It’s hard to believe how different TV used to be!
Though some have speculated that the kiss between William Shatner and Nichelle Nichols was not the first interracial kiss on TV, we argue that it had the most impact. The scene was originally filmed with a kiss and without because NBC was worried about audiences in the South. William Shatner ruined the only good take without the kiss and they had to use the takes with the kiss in. The famous smooch aired on TV in 1968.
All during the 1950s and 1960s, scenes with toilets or mentions of them were censored so as to avoid the slightest hint of vulgarity. The first show to break this taboo was All In the Family in 1973 when we hear (but don’t see) Carroll O’Connor’s character, Archie Bunker, flushing a toilet. This is the first flush on primetime TV, though an episode of Leave It To Beaver once brazenly showed a toilet tank.

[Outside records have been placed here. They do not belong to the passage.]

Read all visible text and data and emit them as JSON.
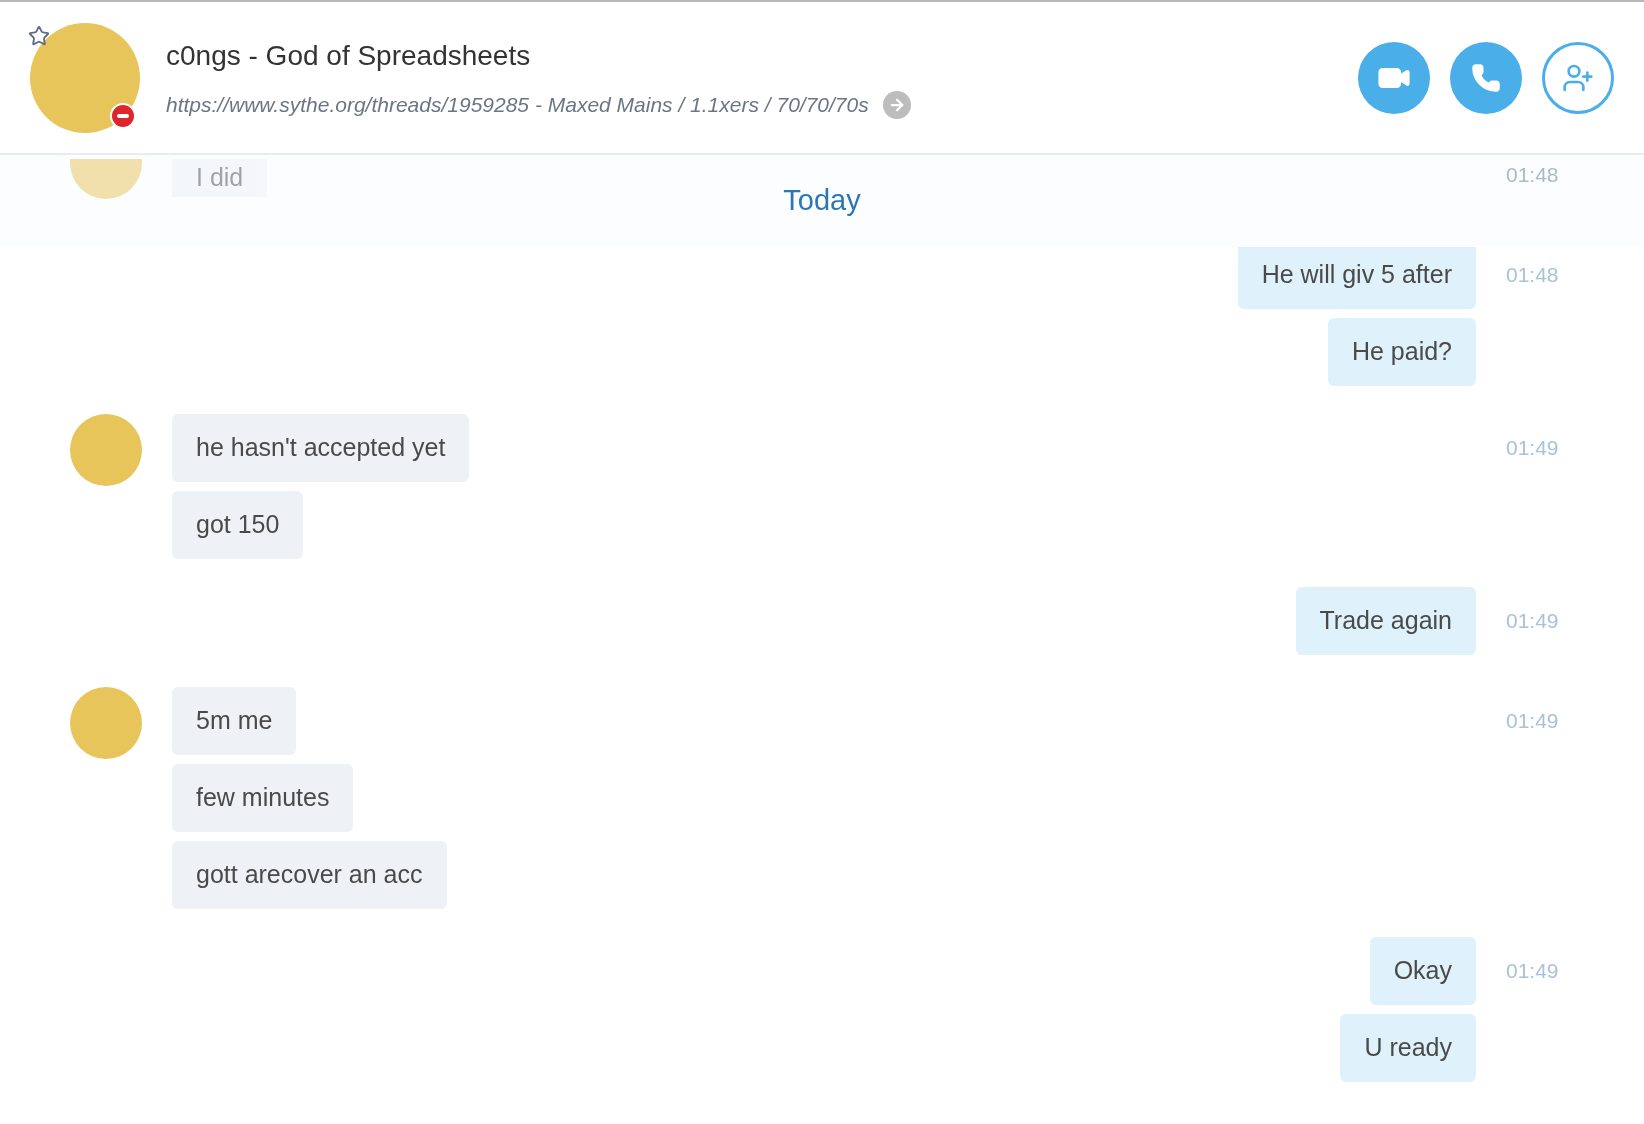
{
  "header": {
    "name": "c0ngs - God of Spreadsheets",
    "mood": "https://www.sythe.org/threads/1959285 - Maxed Mains / 1.1xers / 70/70/70s",
    "favorite": false,
    "busy": true
  },
  "date_divider": "Today",
  "faded_message": {
    "text": "I did",
    "time": "01:48"
  },
  "groups": [
    {
      "kind": "outgoing",
      "time": "01:48",
      "messages": [
        "He will giv 5 after",
        "He paid?"
      ]
    },
    {
      "kind": "incoming",
      "time": "01:49",
      "messages": [
        "he hasn't accepted yet",
        "got 150"
      ]
    },
    {
      "kind": "outgoing",
      "time": "01:49",
      "messages": [
        "Trade again"
      ]
    },
    {
      "kind": "incoming",
      "time": "01:49",
      "messages": [
        "5m me",
        "few minutes",
        "gott arecover an acc"
      ]
    },
    {
      "kind": "outgoing",
      "time": "01:49",
      "messages": [
        "Okay",
        "U ready"
      ]
    }
  ]
}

Mary Tyler Moore’s character, Laura Petrie, was written to wear skirts and do the housework in high heels on The Dick Van Dyke Show. Moore protested, stating that a young mother would have been wearing practical clothing to do her many chores in, like capri pants and flats. The network had to be convinced, but she got her way. Her elegant ensembles never failed to wow us, but she usually is only wearing a skirt when they have company or some kind of social event. Most schools and businesses at this time had strict rules about women only wearing skirts and dresses, so this was quite a big deal.

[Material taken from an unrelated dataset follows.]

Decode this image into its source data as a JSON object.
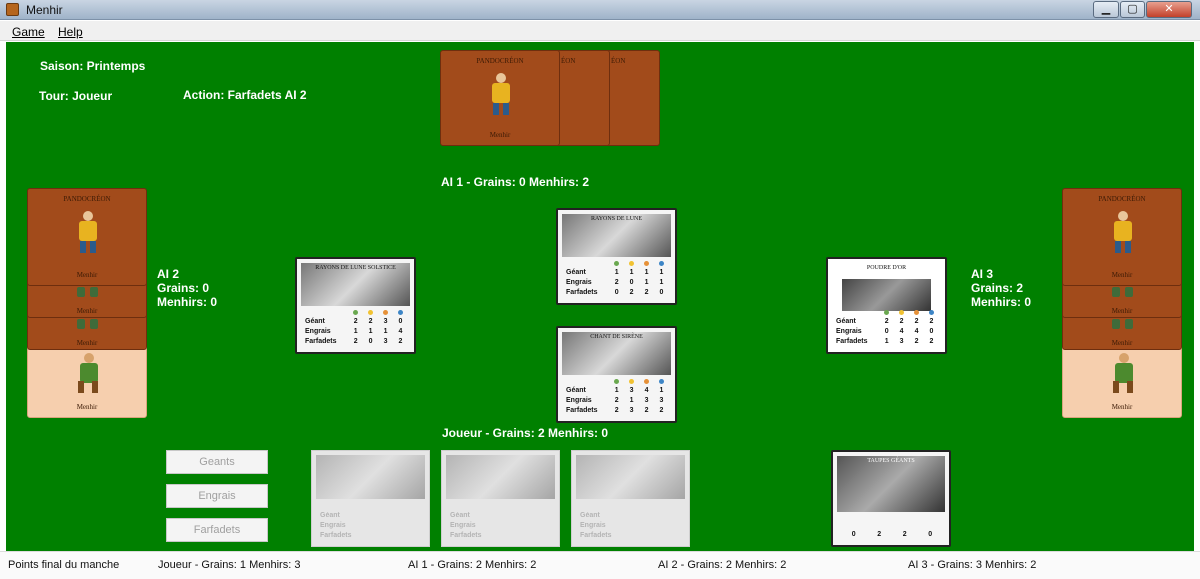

The Wicked Witch
How may of us grew up watching Wizard of Oz every time it aired on TV? It was one of the few things that nearly everyone in the household could agree on! When the actress who played The Wicked Witch of the West, Margaret Hamilton, guest-starred on Sesame Street in 1976, the show received numerous complaints. The episode, viewers claimed, was “terrifying” to children. It’s funny to think that same character in two different mediums could garner such different responses. The episode was never aired again.

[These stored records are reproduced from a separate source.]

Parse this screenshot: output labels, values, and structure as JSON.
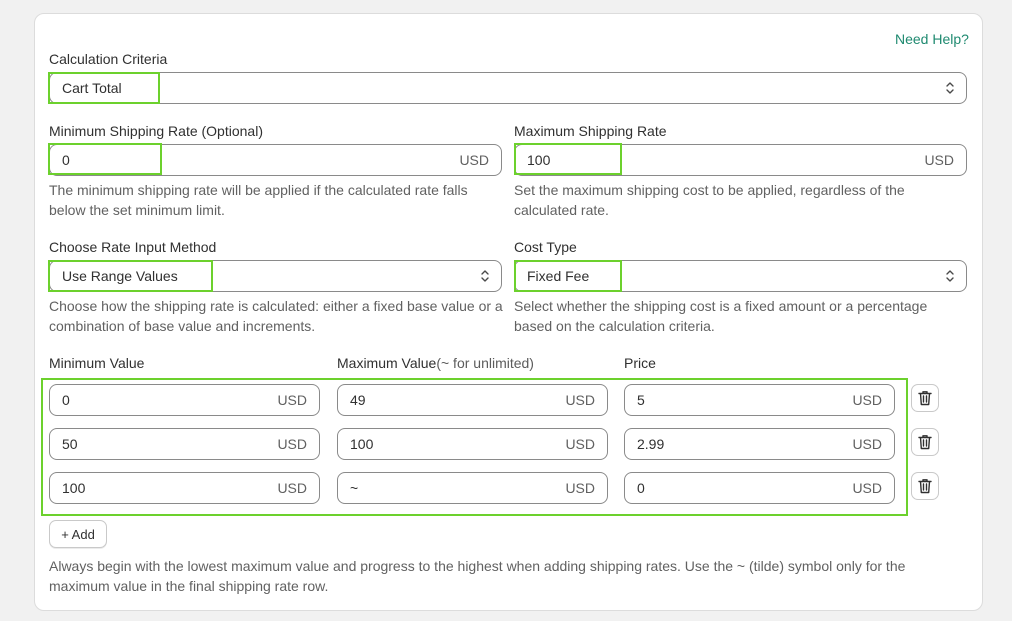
{
  "help_link": "Need Help?",
  "calculation_criteria": {
    "label": "Calculation Criteria",
    "value": "Cart Total"
  },
  "min_rate": {
    "label": "Minimum Shipping Rate (Optional)",
    "value": "0",
    "unit": "USD",
    "help": "The minimum shipping rate will be applied if the calculated rate falls below the set minimum limit."
  },
  "max_rate": {
    "label": "Maximum Shipping Rate",
    "value": "100",
    "unit": "USD",
    "help": "Set the maximum shipping cost to be applied, regardless of the calculated rate."
  },
  "rate_method": {
    "label": "Choose Rate Input Method",
    "value": "Use Range Values",
    "help": "Choose how the shipping rate is calculated: either a fixed base value or a combination of base value and increments."
  },
  "cost_type": {
    "label": "Cost Type",
    "value": "Fixed Fee",
    "help": "Select whether the shipping cost is a fixed amount or a percentage based on the calculation criteria."
  },
  "ranges": {
    "col_min": "Minimum Value",
    "col_max": "Maximum Value",
    "col_max_note": "(~ for unlimited)",
    "col_price": "Price",
    "unit": "USD",
    "rows": [
      {
        "min": "0",
        "max": "49",
        "price": "5"
      },
      {
        "min": "50",
        "max": "100",
        "price": "2.99"
      },
      {
        "min": "100",
        "max": "~",
        "price": "0"
      }
    ]
  },
  "add_button": "+ Add",
  "footer_note": "Always begin with the lowest maximum value and progress to the highest when adding shipping rates. Use the ~ (tilde) symbol only for the maximum value in the final shipping rate row."
}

Can you conceive of any of these issues being a problem for today’s audiences or sponsors? These days TV shows push most boundaries, especially cable. Of course, cable didn’t exist back then! But, these minor items seem so harmless to us now. What a different world it was back then! We doubt the belly button on a grown woman would cause any kind of stir on most stations these days.